_PROBLEM_. Repeat the records below exactly as they appear, leaving out any pictures.

DATA FOR PROCESSING Start Marker

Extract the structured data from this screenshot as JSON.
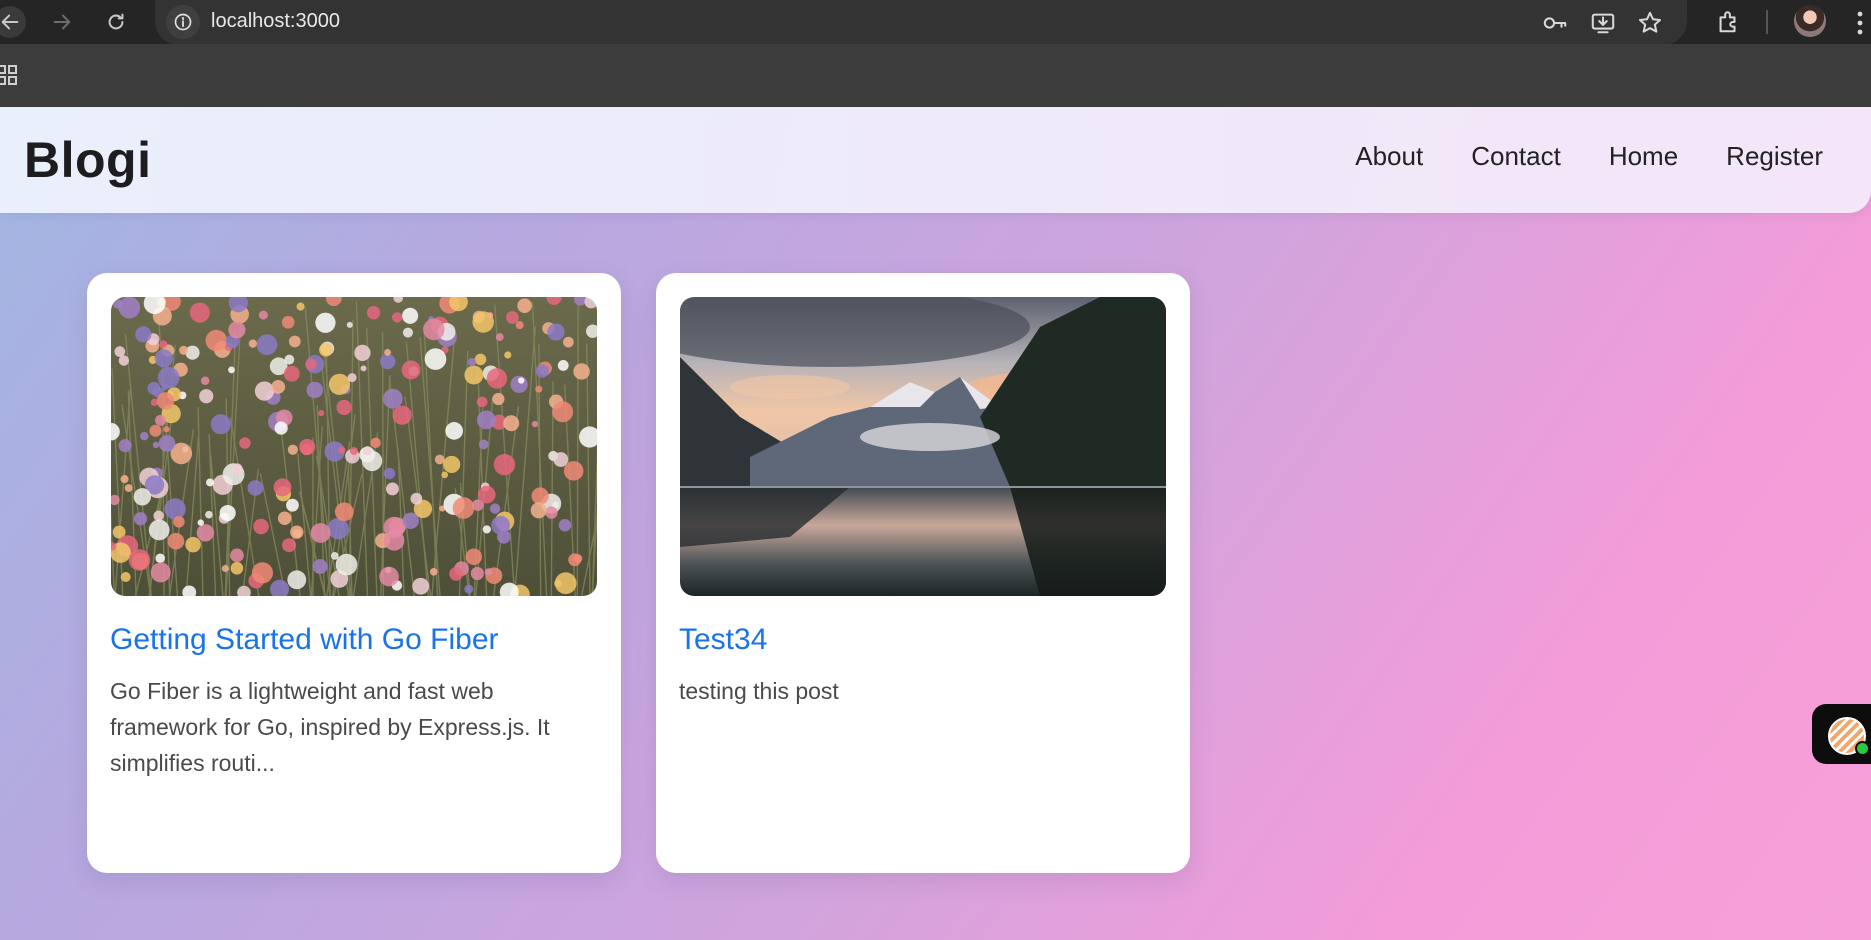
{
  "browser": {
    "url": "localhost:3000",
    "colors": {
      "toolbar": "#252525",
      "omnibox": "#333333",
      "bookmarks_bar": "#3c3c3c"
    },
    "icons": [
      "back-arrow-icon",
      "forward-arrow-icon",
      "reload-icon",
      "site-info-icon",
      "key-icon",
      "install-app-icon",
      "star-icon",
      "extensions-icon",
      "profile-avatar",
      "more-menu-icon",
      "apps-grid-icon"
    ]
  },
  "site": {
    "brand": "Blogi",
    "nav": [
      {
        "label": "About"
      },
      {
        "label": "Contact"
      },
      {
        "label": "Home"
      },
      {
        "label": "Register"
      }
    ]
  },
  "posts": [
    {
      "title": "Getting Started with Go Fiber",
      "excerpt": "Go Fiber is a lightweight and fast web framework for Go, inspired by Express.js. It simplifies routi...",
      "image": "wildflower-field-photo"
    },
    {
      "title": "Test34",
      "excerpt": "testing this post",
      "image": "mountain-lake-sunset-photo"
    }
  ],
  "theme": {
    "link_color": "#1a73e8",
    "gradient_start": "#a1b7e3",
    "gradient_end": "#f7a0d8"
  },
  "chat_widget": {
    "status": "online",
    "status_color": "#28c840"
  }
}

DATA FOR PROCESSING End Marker

_SOLUTION TO THE PROBLEM_.
Extract the structured data from this screenshot as JSON.
{
  "browser": {
    "url": "localhost:3000",
    "colors": {
      "toolbar": "#252525",
      "omnibox": "#333333",
      "bookmarks_bar": "#3c3c3c"
    },
    "icons": [
      "back-arrow-icon",
      "forward-arrow-icon",
      "reload-icon",
      "site-info-icon",
      "key-icon",
      "install-app-icon",
      "star-icon",
      "extensions-icon",
      "profile-avatar",
      "more-menu-icon",
      "apps-grid-icon"
    ]
  },
  "site": {
    "brand": "Blogi",
    "nav": [
      {
        "label": "About"
      },
      {
        "label": "Contact"
      },
      {
        "label": "Home"
      },
      {
        "label": "Register"
      }
    ]
  },
  "posts": [
    {
      "title": "Getting Started with Go Fiber",
      "excerpt": "Go Fiber is a lightweight and fast web framework for Go, inspired by Express.js. It simplifies routi...",
      "image": "wildflower-field-photo"
    },
    {
      "title": "Test34",
      "excerpt": "testing this post",
      "image": "mountain-lake-sunset-photo"
    }
  ],
  "theme": {
    "link_color": "#1a73e8",
    "gradient_start": "#a1b7e3",
    "gradient_end": "#f7a0d8"
  },
  "chat_widget": {
    "status": "online",
    "status_color": "#28c840"
  }
}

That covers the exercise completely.